> INFORMATION PROVIDED:
/---
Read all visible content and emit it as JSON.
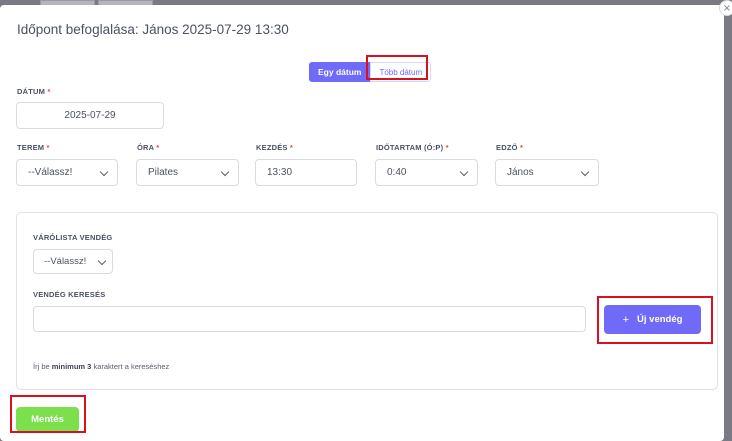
{
  "modal": {
    "title": "Időpont befoglalása: János 2025-07-29 13:30",
    "close_symbol": "×"
  },
  "mode_toggle": {
    "single_label": "Egy dátum",
    "multi_label": "Több dátum"
  },
  "date": {
    "label": "DÁTUM",
    "value": "2025-07-29"
  },
  "fields": {
    "room": {
      "label": "TEREM",
      "value": "--Válassz!"
    },
    "class": {
      "label": "ÓRA",
      "value": "Pilates"
    },
    "start": {
      "label": "KEZDÉS",
      "value": "13:30"
    },
    "duration": {
      "label": "IDŐTARTAM (Ó:P)",
      "value": "0:40"
    },
    "trainer": {
      "label": "EDZŐ",
      "value": "János"
    }
  },
  "required_mark": "*",
  "guest_card": {
    "waitlist_label": "VÁRÓLISTA VENDÉG",
    "waitlist_value": "--Válassz!",
    "search_label": "VENDÉG KERESÉS",
    "search_value": "",
    "new_guest_label": "Új vendég",
    "plus_symbol": "+",
    "hint_prefix": "Írj be ",
    "hint_bold": "minimum 3",
    "hint_suffix": " karaktert a kereséshez"
  },
  "save_label": "Mentés",
  "colors": {
    "accent": "#6f6af8",
    "save": "#7be04b",
    "highlight": "#d6131c",
    "required": "#e04848"
  }
}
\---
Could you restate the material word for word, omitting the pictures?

> EXERCISE RESULT:
Read all visible content and emit it as JSON.
{
  "modal": {
    "title": "Időpont befoglalása: János 2025-07-29 13:30",
    "close_symbol": "×"
  },
  "mode_toggle": {
    "single_label": "Egy dátum",
    "multi_label": "Több dátum"
  },
  "date": {
    "label": "DÁTUM",
    "value": "2025-07-29"
  },
  "fields": {
    "room": {
      "label": "TEREM",
      "value": "--Válassz!"
    },
    "class": {
      "label": "ÓRA",
      "value": "Pilates"
    },
    "start": {
      "label": "KEZDÉS",
      "value": "13:30"
    },
    "duration": {
      "label": "IDŐTARTAM (Ó:P)",
      "value": "0:40"
    },
    "trainer": {
      "label": "EDZŐ",
      "value": "János"
    }
  },
  "required_mark": "*",
  "guest_card": {
    "waitlist_label": "VÁRÓLISTA VENDÉG",
    "waitlist_value": "--Válassz!",
    "search_label": "VENDÉG KERESÉS",
    "search_value": "",
    "new_guest_label": "Új vendég",
    "plus_symbol": "+",
    "hint_prefix": "Írj be ",
    "hint_bold": "minimum 3",
    "hint_suffix": " karaktert a kereséshez"
  },
  "save_label": "Mentés",
  "colors": {
    "accent": "#6f6af8",
    "save": "#7be04b",
    "highlight": "#d6131c",
    "required": "#e04848"
  }
}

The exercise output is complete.